- [Requirement]: The entries follow. Copy every line in which "JSON" appears.

- [Collected data entries]:
/---
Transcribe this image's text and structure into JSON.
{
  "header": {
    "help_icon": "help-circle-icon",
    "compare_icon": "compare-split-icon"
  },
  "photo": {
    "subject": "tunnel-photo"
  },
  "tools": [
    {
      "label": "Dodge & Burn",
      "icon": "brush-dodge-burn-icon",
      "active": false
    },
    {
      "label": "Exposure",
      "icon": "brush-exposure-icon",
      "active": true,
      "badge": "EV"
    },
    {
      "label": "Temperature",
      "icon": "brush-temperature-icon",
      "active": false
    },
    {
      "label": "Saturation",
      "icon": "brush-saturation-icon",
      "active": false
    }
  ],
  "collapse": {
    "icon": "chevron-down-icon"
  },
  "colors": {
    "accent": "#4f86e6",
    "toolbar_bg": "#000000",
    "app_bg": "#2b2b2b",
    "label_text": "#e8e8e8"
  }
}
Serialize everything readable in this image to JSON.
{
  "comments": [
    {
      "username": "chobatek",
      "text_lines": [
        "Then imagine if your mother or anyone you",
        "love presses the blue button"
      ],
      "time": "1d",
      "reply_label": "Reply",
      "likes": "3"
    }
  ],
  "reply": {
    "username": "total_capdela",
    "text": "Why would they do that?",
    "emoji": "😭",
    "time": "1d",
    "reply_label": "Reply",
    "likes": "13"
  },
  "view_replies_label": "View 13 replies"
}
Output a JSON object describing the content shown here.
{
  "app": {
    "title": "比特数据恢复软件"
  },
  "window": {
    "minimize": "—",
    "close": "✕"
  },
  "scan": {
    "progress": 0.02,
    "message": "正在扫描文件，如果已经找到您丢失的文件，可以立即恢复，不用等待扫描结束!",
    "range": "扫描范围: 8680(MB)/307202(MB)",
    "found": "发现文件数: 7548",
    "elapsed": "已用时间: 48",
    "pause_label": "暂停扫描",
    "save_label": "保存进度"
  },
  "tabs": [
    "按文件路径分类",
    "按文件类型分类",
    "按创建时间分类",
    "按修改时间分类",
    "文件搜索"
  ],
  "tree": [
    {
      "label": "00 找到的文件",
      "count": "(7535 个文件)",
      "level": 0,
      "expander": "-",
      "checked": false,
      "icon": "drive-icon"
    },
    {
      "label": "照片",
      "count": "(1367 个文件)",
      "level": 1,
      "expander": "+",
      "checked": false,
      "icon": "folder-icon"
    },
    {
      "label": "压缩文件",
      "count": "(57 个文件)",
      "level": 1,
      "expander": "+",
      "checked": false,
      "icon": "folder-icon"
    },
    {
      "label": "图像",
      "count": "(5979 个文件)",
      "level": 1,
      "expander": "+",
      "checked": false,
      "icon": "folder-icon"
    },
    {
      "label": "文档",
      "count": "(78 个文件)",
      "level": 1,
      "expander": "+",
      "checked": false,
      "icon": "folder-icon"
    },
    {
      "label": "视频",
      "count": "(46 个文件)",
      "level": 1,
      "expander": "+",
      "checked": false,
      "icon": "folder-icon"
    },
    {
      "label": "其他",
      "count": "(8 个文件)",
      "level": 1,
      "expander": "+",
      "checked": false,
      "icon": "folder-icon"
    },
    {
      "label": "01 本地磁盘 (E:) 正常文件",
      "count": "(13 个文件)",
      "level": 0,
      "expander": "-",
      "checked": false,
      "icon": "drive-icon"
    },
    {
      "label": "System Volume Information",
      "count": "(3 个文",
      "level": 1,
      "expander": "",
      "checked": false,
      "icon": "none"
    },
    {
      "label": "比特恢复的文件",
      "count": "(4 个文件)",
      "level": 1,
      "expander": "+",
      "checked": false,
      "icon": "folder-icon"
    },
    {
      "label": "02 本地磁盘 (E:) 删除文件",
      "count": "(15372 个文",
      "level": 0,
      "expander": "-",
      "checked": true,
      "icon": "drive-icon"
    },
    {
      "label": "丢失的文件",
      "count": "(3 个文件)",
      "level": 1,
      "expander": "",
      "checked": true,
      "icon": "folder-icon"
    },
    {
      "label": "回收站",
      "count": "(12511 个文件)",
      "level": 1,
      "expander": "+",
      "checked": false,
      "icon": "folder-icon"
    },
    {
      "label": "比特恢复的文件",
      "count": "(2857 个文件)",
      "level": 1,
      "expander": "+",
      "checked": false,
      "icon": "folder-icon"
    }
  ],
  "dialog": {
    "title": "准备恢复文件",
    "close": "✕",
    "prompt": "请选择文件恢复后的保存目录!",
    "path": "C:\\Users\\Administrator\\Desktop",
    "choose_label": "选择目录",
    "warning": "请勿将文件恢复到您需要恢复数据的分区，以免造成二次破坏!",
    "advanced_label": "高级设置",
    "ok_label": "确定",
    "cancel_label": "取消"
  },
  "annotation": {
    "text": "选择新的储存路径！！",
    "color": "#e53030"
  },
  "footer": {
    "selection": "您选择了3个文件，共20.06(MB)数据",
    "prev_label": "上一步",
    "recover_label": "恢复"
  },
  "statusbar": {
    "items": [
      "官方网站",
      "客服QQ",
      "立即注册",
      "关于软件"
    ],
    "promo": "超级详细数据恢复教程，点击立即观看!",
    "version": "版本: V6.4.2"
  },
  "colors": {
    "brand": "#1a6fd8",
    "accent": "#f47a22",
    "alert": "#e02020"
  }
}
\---
- [Response to the exercise]:
Transcribe this image's text and structure into JSON.
Serialize everything readable in this image to JSON.
Output a JSON object describing the content shown here.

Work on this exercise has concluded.